Records provided:
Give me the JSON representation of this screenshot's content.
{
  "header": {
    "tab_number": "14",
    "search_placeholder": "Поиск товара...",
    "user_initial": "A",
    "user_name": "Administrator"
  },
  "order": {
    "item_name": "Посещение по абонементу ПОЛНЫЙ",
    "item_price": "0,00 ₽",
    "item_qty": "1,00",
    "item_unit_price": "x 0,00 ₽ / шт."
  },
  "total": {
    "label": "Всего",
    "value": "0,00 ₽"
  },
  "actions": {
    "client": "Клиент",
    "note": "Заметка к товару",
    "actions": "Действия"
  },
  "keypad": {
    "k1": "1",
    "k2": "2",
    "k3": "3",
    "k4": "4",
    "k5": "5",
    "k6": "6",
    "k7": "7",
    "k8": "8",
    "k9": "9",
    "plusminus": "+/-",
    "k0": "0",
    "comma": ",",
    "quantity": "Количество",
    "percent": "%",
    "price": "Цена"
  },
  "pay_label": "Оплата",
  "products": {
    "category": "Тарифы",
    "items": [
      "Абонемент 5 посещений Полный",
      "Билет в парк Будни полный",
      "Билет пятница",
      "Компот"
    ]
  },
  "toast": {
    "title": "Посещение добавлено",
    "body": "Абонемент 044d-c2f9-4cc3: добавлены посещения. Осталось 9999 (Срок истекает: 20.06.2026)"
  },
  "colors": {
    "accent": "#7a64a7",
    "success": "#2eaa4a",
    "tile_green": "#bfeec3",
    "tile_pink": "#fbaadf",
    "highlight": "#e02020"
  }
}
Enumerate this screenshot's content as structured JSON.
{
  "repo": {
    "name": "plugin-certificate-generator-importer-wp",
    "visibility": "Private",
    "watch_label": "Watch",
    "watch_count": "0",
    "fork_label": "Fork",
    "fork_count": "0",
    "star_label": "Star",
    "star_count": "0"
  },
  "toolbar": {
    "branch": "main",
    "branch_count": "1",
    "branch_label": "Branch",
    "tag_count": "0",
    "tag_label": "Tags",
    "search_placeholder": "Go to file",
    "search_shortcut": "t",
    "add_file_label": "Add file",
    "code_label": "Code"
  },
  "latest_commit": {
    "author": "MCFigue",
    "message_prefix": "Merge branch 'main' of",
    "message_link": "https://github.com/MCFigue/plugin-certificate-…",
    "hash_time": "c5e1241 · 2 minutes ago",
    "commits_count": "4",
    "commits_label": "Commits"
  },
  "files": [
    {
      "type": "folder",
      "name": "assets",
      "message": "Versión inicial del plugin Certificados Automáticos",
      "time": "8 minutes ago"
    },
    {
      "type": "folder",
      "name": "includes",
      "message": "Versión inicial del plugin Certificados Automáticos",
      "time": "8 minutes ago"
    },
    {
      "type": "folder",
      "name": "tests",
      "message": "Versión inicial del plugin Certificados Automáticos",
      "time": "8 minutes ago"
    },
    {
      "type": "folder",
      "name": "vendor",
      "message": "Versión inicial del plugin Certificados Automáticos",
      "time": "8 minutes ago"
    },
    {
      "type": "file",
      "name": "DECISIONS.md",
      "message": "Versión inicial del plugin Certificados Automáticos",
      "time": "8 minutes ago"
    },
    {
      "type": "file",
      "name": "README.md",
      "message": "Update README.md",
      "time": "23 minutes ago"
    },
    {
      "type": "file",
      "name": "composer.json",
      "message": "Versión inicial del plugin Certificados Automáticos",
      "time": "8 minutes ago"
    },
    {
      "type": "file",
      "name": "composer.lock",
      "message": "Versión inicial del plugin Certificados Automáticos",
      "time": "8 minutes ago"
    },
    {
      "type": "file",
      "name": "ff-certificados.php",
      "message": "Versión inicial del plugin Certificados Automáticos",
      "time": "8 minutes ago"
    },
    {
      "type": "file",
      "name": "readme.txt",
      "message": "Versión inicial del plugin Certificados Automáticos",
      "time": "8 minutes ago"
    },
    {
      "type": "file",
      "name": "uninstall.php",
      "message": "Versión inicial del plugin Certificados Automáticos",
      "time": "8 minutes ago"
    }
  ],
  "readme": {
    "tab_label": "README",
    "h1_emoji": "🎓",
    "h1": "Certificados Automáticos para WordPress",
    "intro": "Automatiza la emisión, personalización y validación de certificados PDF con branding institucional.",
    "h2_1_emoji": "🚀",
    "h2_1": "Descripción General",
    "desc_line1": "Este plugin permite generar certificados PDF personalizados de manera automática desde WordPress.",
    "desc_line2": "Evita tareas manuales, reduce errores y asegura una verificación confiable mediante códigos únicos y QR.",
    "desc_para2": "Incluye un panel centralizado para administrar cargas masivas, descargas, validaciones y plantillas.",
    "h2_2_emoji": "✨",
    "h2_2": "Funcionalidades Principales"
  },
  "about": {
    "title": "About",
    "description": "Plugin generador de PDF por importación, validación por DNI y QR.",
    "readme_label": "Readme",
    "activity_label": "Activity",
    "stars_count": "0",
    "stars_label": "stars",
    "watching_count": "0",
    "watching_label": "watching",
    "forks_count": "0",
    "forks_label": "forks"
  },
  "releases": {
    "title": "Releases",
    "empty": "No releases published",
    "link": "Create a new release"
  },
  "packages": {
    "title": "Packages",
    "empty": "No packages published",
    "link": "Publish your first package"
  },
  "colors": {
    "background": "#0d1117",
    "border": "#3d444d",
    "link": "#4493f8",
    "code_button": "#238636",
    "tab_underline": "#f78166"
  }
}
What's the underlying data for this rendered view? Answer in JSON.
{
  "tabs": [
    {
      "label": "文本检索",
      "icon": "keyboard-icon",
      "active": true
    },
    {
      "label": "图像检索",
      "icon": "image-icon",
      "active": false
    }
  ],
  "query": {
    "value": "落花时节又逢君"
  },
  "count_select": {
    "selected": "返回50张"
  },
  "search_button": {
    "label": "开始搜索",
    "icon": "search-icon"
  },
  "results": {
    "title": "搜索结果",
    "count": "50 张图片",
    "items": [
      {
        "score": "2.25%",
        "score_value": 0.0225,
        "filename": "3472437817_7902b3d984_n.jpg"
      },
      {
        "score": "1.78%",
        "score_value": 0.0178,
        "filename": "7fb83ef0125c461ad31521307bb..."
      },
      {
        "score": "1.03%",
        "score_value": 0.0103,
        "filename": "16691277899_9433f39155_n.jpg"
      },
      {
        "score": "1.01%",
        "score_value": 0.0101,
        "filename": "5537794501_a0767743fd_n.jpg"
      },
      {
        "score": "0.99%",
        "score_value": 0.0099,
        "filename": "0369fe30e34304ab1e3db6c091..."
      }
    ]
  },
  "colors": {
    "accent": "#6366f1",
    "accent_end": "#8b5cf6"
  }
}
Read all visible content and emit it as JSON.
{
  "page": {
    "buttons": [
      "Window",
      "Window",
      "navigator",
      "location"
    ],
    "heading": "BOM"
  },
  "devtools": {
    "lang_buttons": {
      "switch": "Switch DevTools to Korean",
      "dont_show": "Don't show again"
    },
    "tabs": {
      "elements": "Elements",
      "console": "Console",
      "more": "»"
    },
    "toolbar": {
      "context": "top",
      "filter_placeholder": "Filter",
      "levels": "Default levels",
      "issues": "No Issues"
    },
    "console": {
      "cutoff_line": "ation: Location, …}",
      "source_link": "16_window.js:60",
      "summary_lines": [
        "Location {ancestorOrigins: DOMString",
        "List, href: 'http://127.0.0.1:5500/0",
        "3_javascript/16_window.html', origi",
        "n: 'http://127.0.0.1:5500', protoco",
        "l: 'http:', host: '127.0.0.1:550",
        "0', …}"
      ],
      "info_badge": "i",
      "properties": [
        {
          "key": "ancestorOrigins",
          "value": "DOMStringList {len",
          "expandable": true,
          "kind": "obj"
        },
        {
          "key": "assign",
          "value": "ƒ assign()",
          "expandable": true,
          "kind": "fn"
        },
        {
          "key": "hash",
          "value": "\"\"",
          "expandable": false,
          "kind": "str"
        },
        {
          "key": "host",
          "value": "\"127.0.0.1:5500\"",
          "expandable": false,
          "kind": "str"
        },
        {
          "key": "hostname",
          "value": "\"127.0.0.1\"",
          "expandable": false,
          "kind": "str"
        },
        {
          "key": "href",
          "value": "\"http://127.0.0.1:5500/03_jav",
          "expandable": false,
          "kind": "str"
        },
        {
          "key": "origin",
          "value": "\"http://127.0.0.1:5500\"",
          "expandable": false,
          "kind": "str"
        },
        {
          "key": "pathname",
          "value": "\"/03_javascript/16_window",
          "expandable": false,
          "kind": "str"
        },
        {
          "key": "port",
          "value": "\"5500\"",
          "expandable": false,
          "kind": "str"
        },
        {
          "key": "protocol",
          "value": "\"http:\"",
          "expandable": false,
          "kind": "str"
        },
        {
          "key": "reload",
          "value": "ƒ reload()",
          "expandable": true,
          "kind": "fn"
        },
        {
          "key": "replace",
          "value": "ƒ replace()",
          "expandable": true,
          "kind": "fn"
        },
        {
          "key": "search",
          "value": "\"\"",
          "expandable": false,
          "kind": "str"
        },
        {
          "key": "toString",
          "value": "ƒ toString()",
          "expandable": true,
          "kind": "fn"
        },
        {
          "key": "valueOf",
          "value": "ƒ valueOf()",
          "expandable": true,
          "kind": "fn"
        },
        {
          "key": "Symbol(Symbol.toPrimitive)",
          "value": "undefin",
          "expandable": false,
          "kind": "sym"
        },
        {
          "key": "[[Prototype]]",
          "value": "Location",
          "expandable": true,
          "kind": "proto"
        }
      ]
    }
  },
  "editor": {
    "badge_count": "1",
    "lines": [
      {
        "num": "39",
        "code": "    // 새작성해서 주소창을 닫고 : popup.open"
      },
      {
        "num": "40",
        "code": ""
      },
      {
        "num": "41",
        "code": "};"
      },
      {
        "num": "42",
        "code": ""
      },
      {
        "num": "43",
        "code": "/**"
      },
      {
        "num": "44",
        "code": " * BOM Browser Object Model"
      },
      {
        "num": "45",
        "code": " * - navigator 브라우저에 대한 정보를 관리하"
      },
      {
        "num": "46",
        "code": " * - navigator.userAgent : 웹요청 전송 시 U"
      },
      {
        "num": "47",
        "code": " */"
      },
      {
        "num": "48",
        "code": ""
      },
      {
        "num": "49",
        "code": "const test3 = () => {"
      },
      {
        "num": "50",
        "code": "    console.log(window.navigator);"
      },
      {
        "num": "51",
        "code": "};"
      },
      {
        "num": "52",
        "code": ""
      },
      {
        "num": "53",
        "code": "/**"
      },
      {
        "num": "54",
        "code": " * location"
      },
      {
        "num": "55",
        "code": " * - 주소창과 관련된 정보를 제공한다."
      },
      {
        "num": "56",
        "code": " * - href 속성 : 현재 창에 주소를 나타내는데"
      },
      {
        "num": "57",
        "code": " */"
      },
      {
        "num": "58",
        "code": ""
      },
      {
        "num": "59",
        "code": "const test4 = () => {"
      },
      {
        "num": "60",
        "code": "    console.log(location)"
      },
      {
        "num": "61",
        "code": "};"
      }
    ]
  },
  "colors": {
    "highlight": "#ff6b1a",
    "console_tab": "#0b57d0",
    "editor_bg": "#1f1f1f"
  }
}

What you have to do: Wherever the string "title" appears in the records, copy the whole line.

Exercise output:
    "title": "Посещение добавлено",
    "title": "About",
    "title": "Releases",
    "title": "Packages",
    "title": "搜索结果",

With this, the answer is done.